AMBITIOUS BURNLEY COLLEGE APPRENTICE WELDER HEADING TO CHINA TO TEST HIS METAL AGAINST THE REST OF THE WORLD
A young welder is delighted to be selected to represent Great Britain at the ‘Olympics of engineering’, the WorldSkills Competition.
Kieran McShane, a third-year apprentice with Themis at Burnley College, is heading to Shanghai to take part in the vocational skills competition, where he will battle against top welders from up to 85 countries in the highly competitive Construction Metalwork category.
The 20-year-old, from Accrington, Lancs., was selected to be one of the 39 Team UK competitors after his excellent metalwork and attention to detail was noticed while he was an Advanced Level Welding Apprentice at WEC Group Ltd, in nearby Darwen.
Kieran is thrilled to have been selected as part of the elite squad that will represent the UK against challengers from all over the world at the WorldSkills competition in China this October.
He said: “This is a huge competition and I am absolutely over the moon to have been selected to represent the UK.
“The format is really tough – we’ll get sheet steel and tools and be given around 20 hours to build whatever they give us the plans for.
“Everybody will get the same plans, but it’s going to be really tough.

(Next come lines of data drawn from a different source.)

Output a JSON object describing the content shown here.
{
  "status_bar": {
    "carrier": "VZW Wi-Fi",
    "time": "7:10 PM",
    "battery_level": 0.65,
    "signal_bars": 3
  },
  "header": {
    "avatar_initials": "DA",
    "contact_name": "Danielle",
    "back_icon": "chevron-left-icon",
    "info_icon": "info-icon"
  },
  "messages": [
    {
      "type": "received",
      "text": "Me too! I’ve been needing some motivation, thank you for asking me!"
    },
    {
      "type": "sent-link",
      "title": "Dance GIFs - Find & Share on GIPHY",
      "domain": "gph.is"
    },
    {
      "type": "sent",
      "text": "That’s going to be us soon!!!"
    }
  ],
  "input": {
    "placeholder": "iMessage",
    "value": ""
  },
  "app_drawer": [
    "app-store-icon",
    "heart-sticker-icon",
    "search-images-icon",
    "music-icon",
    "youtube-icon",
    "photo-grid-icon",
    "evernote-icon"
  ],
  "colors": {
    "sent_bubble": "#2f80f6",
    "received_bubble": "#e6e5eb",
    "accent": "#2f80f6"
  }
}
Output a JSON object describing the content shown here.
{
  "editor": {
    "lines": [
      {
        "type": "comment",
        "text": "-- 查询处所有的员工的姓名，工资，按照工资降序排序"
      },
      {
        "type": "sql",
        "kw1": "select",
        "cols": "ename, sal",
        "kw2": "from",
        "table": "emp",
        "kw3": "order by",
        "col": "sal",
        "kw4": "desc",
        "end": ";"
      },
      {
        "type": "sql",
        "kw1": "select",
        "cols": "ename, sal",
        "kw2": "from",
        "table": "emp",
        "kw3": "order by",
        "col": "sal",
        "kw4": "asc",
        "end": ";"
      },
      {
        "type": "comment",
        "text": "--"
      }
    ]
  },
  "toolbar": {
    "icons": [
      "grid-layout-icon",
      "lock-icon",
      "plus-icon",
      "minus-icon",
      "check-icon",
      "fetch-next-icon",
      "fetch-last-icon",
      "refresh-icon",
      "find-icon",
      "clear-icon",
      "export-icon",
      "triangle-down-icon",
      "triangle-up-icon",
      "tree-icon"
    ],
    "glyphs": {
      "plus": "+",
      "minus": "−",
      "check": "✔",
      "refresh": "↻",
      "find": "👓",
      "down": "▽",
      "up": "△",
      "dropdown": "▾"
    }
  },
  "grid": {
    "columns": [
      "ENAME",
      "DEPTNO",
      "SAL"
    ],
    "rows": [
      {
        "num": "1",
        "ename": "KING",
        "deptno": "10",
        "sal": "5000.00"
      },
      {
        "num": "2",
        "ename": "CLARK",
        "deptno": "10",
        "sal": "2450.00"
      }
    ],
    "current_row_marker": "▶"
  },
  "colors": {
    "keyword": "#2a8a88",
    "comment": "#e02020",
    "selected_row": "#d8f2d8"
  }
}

The standard is exceptionally high, and we’ll be judged on everything, from welding and bending to cutting and fabrication.
“I can’t wait to take on this challenge.”
For the competition, Kieran and the other Construction Metalwork competitors will be given tools and sheet metal, and will get around 20 hours to build something according to the exact plans that they won’t see until the competition begins.
Kieran is keen to surpass former Themis at Burnley College Apprentice Tyler Atkinson, who came an impressive 11th place at the previous championship, which was held in Kazan, Russia, in 2019.
Burnley College have named 2022 as the Year of the Themis Apprentice, and Assistant Principal Neil Burrows is delighted to have another apprentice at the world’s most prestigious vocational skills competition.
Neil, who leads on Apprenticeships, Employer Engagement and Adult Skills at Burnley College, said: “We have a very impressive history sending Themis Apprentices to the WorldSkills Championship, and we have every faith in Kieran to produce some exceptional work and perform well under pressure.
“To have such a high calibre of engineering talent on our Themis Apprenticeship programmes reflects the excellent ties Burnley College has with local industry and employers, and the commitment we have in ensuring each and every apprentice is empowered to be the best of the best.
“The North West has always had a proud manufacturing history and, with young people like Kieran leading the way, our region will continue to be at the forefront of British industry.
“We know he will do us, and himself, proud.”
Kieran is one of 39 Team UK students and Apprentices selected through a series of domestic competitions in over 30 disciplines including welding, hairdressing, mechatronics and 3D game art.
Team UK will go up against 85 countries over the intense four-day competition in October, in a competition originally scheduled to take place last year, but delayed due to the pandemic.
WorldSkills UK’s deputy CEO Ben Blackledge said: “After the delays and difficulties of the past couple of years, we should all be proud of the skill and determination these young professionals have shown to get out there and fly the flag for the UK.
“They represent the very best in their field, but will have to be at the top of their game competing against their peers from across the globe.”
Kieran followed his brother into welding when he left school and decided he wanted to do an apprenticeship.
He said: “I knew that university wasn’t for me, and that an apprenticeship was the right thing to do.
“I wanted to earn while I learned, and I applied for quite a few before I was selected by WEC.
“Burnley College have helped me every step of the way so far, and while I have finished the theoretical learning aspect of my five-year apprenticeship, I know they’ll support me in whatever ways I need during my final two years.
“I’ve got to get plenty of practice in from now until October, and I’m sure it will be tough, but I’m up for the challenge.”